[Excerpts from an interface dataset]
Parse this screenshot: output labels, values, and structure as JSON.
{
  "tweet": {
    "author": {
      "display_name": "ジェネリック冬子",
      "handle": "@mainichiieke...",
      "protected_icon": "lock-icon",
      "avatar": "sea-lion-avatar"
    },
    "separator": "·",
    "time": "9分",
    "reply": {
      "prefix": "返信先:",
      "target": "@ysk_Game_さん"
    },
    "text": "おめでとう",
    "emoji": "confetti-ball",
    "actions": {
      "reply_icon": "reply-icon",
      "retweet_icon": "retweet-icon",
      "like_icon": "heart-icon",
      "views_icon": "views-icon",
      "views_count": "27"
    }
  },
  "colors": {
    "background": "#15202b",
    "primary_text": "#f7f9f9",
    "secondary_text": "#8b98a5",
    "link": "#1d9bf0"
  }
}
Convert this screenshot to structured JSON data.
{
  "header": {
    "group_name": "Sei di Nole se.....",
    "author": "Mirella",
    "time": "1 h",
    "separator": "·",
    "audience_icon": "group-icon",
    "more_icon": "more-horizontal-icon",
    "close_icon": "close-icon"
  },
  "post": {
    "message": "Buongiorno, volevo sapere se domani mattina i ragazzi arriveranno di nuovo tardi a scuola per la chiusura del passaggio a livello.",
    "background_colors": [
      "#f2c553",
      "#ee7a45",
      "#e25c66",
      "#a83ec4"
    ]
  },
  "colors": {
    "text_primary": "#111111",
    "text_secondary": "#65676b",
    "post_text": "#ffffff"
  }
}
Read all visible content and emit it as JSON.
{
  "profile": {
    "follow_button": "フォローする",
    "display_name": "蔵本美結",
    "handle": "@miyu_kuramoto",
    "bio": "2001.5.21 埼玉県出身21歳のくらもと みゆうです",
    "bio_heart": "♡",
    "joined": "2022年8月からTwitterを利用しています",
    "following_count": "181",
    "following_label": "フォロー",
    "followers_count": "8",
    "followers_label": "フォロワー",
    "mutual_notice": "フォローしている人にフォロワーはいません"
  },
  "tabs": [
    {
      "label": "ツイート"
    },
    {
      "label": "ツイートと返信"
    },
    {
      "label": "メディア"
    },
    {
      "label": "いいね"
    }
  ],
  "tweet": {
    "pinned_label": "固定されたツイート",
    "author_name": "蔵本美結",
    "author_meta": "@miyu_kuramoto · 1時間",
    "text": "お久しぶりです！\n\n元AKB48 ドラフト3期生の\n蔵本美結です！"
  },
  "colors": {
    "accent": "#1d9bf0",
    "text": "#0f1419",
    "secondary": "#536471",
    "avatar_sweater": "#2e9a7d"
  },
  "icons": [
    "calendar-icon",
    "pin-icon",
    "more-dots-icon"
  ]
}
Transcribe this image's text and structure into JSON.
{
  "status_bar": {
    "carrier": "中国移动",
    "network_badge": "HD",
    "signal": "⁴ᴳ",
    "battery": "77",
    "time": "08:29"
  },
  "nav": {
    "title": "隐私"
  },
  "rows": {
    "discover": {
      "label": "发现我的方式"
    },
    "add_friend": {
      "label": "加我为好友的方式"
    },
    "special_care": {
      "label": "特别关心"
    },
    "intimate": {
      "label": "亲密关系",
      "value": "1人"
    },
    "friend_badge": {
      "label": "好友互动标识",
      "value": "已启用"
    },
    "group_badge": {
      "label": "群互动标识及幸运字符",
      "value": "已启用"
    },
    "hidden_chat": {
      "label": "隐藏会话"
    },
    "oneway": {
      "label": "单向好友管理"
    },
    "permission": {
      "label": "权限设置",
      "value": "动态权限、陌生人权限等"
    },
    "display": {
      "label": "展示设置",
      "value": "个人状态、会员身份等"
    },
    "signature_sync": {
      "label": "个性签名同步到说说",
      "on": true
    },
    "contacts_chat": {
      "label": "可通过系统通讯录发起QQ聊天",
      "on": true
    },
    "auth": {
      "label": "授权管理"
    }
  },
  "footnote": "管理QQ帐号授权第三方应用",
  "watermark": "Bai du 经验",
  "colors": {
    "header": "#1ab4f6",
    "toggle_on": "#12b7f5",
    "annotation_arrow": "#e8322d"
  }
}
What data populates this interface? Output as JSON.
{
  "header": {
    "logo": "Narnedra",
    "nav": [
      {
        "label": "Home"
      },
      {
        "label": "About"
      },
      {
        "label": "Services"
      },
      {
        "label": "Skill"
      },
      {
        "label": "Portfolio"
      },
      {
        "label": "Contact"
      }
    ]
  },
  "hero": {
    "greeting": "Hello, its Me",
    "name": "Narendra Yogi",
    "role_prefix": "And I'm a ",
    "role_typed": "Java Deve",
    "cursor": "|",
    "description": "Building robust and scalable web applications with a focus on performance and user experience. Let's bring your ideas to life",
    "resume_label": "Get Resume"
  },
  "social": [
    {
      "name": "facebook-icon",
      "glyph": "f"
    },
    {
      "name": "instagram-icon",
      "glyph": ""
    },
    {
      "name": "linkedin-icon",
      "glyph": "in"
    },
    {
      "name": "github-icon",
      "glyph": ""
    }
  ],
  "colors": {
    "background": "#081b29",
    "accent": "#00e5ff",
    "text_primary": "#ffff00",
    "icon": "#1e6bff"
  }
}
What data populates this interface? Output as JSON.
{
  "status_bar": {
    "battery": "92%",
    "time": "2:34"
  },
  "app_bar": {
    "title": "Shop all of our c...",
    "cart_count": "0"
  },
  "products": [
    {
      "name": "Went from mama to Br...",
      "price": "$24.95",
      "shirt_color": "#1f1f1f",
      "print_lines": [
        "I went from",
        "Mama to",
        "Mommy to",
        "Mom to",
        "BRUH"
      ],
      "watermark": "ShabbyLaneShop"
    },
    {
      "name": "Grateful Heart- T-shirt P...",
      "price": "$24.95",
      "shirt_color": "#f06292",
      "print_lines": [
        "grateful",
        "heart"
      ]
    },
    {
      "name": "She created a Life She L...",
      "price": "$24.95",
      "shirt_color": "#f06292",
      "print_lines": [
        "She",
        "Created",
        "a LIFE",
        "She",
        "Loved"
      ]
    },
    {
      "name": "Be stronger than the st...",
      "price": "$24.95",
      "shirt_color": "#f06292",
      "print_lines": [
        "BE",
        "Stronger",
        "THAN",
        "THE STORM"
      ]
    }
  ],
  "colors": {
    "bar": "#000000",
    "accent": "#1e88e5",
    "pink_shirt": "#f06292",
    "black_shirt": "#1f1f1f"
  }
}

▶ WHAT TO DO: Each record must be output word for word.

▶ WRITTEN SOLUTION:
Parse this screenshot: output labels, values, and structure as JSON.
{
  "tweet": {
    "author": {
      "display_name": "ジェネリック冬子",
      "handle": "@mainichiieke...",
      "protected_icon": "lock-icon",
      "avatar": "sea-lion-avatar"
    },
    "separator": "·",
    "time": "9分",
    "reply": {
      "prefix": "返信先:",
      "target": "@ysk_Game_さん"
    },
    "text": "おめでとう",
    "emoji": "confetti-ball",
    "actions": {
      "reply_icon": "reply-icon",
      "retweet_icon": "retweet-icon",
      "like_icon": "heart-icon",
      "views_icon": "views-icon",
      "views_count": "27"
    }
  },
  "colors": {
    "background": "#15202b",
    "primary_text": "#f7f9f9",
    "secondary_text": "#8b98a5",
    "link": "#1d9bf0"
  }
}
Convert this screenshot to structured JSON data.
{
  "header": {
    "group_name": "Sei di Nole se.....",
    "author": "Mirella",
    "time": "1 h",
    "separator": "·",
    "audience_icon": "group-icon",
    "more_icon": "more-horizontal-icon",
    "close_icon": "close-icon"
  },
  "post": {
    "message": "Buongiorno, volevo sapere se domani mattina i ragazzi arriveranno di nuovo tardi a scuola per la chiusura del passaggio a livello.",
    "background_colors": [
      "#f2c553",
      "#ee7a45",
      "#e25c66",
      "#a83ec4"
    ]
  },
  "colors": {
    "text_primary": "#111111",
    "text_secondary": "#65676b",
    "post_text": "#ffffff"
  }
}
Read all visible content and emit it as JSON.
{
  "profile": {
    "follow_button": "フォローする",
    "display_name": "蔵本美結",
    "handle": "@miyu_kuramoto",
    "bio": "2001.5.21 埼玉県出身21歳のくらもと みゆうです",
    "bio_heart": "♡",
    "joined": "2022年8月からTwitterを利用しています",
    "following_count": "181",
    "following_label": "フォロー",
    "followers_count": "8",
    "followers_label": "フォロワー",
    "mutual_notice": "フォローしている人にフォロワーはいません"
  },
  "tabs": [
    {
      "label": "ツイート"
    },
    {
      "label": "ツイートと返信"
    },
    {
      "label": "メディア"
    },
    {
      "label": "いいね"
    }
  ],
  "tweet": {
    "pinned_label": "固定されたツイート",
    "author_name": "蔵本美結",
    "author_meta": "@miyu_kuramoto · 1時間",
    "text": "お久しぶりです！\n\n元AKB48 ドラフト3期生の\n蔵本美結です！"
  },
  "colors": {
    "accent": "#1d9bf0",
    "text": "#0f1419",
    "secondary": "#536471",
    "avatar_sweater": "#2e9a7d"
  },
  "icons": [
    "calendar-icon",
    "pin-icon",
    "more-dots-icon"
  ]
}
Transcribe this image's text and structure into JSON.
{
  "status_bar": {
    "carrier": "中国移动",
    "network_badge": "HD",
    "signal": "⁴ᴳ",
    "battery": "77",
    "time": "08:29"
  },
  "nav": {
    "title": "隐私"
  },
  "rows": {
    "discover": {
      "label": "发现我的方式"
    },
    "add_friend": {
      "label": "加我为好友的方式"
    },
    "special_care": {
      "label": "特别关心"
    },
    "intimate": {
      "label": "亲密关系",
      "value": "1人"
    },
    "friend_badge": {
      "label": "好友互动标识",
      "value": "已启用"
    },
    "group_badge": {
      "label": "群互动标识及幸运字符",
      "value": "已启用"
    },
    "hidden_chat": {
      "label": "隐藏会话"
    },
    "oneway": {
      "label": "单向好友管理"
    },
    "permission": {
      "label": "权限设置",
      "value": "动态权限、陌生人权限等"
    },
    "display": {
      "label": "展示设置",
      "value": "个人状态、会员身份等"
    },
    "signature_sync": {
      "label": "个性签名同步到说说",
      "on": true
    },
    "contacts_chat": {
      "label": "可通过系统通讯录发起QQ聊天",
      "on": true
    },
    "auth": {
      "label": "授权管理"
    }
  },
  "footnote": "管理QQ帐号授权第三方应用",
  "watermark": "Bai du 经验",
  "colors": {
    "header": "#1ab4f6",
    "toggle_on": "#12b7f5",
    "annotation_arrow": "#e8322d"
  }
}
What data populates this interface? Output as JSON.
{
  "header": {
    "logo": "Narnedra",
    "nav": [
      {
        "label": "Home"
      },
      {
        "label": "About"
      },
      {
        "label": "Services"
      },
      {
        "label": "Skill"
      },
      {
        "label": "Portfolio"
      },
      {
        "label": "Contact"
      }
    ]
  },
  "hero": {
    "greeting": "Hello, its Me",
    "name": "Narendra Yogi",
    "role_prefix": "And I'm a ",
    "role_typed": "Java Deve",
    "cursor": "|",
    "description": "Building robust and scalable web applications with a focus on performance and user experience. Let's bring your ideas to life",
    "resume_label": "Get Resume"
  },
  "social": [
    {
      "name": "facebook-icon",
      "glyph": "f"
    },
    {
      "name": "instagram-icon",
      "glyph": ""
    },
    {
      "name": "linkedin-icon",
      "glyph": "in"
    },
    {
      "name": "github-icon",
      "glyph": ""
    }
  ],
  "colors": {
    "background": "#081b29",
    "accent": "#00e5ff",
    "text_primary": "#ffff00",
    "icon": "#1e6bff"
  }
}
What data populates this interface? Output as JSON.
{
  "status_bar": {
    "battery": "92%",
    "time": "2:34"
  },
  "app_bar": {
    "title": "Shop all of our c...",
    "cart_count": "0"
  },
  "products": [
    {
      "name": "Went from mama to Br...",
      "price": "$24.95",
      "shirt_color": "#1f1f1f",
      "print_lines": [
        "I went from",
        "Mama to",
        "Mommy to",
        "Mom to",
        "BRUH"
      ],
      "watermark": "ShabbyLaneShop"
    },
    {
      "name": "Grateful Heart- T-shirt P...",
      "price": "$24.95",
      "shirt_color": "#f06292",
      "print_lines": [
        "grateful",
        "heart"
      ]
    },
    {
      "name": "She created a Life She L...",
      "price": "$24.95",
      "shirt_color": "#f06292",
      "print_lines": [
        "She",
        "Created",
        "a LIFE",
        "She",
        "Loved"
      ]
    },
    {
      "name": "Be stronger than the st...",
      "price": "$24.95",
      "shirt_color": "#f06292",
      "print_lines": [
        "BE",
        "Stronger",
        "THAN",
        "THE STORM"
      ]
    }
  ],
  "colors": {
    "bar": "#000000",
    "accent": "#1e88e5",
    "pink_shirt": "#f06292",
    "black_shirt": "#1f1f1f"
  }
}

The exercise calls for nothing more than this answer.